Live in the Moment
Being cut off from those you love just binds them more tightly to your heart. Nothing like doing without to enhance appreciation!
“Absence makes the heart grow fonder” is really true. I was recently challenged by a quip on Facebook which said, “Don’t be a person who only appreciates what you have after it is gone.” Oh, to be able to look around us and see the value of the treasures we are surrounded by is such a gift! And honestly, these days, I just don’t like to be anywhere by myself. I want to be where my loved ones are, doing as much life as possible with them and sharing joys as well as challenges and making memories. I wouldn’t recommend leaving home for a long trip to test this theory, but if you are someone who has to take business trips or be away from home for other reasons, may I challenge you to count the blessings you are leaving behind and stir up a hunger and passion to return to these gifts with more fervency than ever to seize the day with them? These gifts are our touchstones in an ever-changing world, the pull of ‘north’ on our heart’s compass.
Being confronted with ever changing challenges makes one eager to learn the lessons to be gleaned from each situation so you can move on.
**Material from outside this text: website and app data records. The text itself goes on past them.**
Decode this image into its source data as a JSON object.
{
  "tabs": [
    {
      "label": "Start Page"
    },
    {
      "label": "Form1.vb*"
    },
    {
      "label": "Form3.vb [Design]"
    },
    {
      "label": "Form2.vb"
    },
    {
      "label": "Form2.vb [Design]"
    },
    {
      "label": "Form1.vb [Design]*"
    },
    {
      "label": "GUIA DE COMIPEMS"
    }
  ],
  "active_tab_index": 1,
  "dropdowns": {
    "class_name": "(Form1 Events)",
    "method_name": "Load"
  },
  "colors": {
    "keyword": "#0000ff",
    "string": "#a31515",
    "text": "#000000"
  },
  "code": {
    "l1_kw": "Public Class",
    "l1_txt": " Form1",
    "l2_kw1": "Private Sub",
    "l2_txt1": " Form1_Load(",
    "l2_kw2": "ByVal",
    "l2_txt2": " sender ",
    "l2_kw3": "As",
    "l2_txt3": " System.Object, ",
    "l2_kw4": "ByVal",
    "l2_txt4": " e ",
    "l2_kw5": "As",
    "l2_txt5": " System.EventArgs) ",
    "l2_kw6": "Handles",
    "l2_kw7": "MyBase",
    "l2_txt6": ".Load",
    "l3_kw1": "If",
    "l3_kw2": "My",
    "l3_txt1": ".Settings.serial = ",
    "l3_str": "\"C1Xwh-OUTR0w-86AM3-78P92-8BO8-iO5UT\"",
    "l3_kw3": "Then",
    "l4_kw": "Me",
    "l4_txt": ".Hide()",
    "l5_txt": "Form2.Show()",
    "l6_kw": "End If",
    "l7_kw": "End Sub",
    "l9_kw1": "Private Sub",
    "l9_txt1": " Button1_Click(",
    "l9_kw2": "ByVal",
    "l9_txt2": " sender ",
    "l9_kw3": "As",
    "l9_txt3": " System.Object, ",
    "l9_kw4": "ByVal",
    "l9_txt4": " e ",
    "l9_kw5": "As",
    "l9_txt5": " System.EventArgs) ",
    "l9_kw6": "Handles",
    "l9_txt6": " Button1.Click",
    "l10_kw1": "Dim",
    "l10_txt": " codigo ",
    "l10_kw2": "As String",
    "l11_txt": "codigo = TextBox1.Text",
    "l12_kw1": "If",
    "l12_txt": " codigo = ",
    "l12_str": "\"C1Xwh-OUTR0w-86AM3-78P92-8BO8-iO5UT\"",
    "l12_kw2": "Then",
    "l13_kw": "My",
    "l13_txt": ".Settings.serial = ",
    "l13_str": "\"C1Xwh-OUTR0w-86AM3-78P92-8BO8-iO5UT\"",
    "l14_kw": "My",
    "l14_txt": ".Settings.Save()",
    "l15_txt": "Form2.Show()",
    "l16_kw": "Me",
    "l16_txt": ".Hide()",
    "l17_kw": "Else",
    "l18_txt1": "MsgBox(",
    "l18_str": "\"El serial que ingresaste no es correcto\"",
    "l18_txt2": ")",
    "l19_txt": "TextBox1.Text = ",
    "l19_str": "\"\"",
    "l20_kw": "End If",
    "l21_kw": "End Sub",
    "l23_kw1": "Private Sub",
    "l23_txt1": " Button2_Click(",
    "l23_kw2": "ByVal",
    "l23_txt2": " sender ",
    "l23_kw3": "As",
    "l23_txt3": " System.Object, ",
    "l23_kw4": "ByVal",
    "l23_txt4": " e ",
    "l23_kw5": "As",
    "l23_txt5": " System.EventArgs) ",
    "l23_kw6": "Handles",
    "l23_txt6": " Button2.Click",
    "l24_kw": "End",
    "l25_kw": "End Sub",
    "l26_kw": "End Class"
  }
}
For every season there is a purpose or, to rhyme, a reason. When I look back over my life at the hard challenges I have been brought through, I can see where my character was challenged, stretched and grown. I can see changes wrought in how I look at or think about things. I can see a growth in my ability to quickly forgive and move on or extend grace to someone who is immature or irritating, realizing they are a work in progress. Those Marine Corps cadets would be moved on to a new challenge when their sergeants saw that they had acquired the necessary skills, attitudes, or intuitions needed for survival. But the ultimate goal of the training goes beyond survival to thriving: accomplishing objectives in the midst of a survival situation. Look around at the challenges and trials you are currently in. How can you be growing? What needs to be changed in your outlook or attitude? What skills do you need to add to your skill set? For me, I always ask God about these things and get my answers from Him. It is an awesome and wonder-filled moment to look back after a huge trial and realize that you are not the same person you were before that trial. You are now more equipped for the next challenge that will surely be around the bend. You haven’t just survived, but you’ve taken ground! Mission accomplished!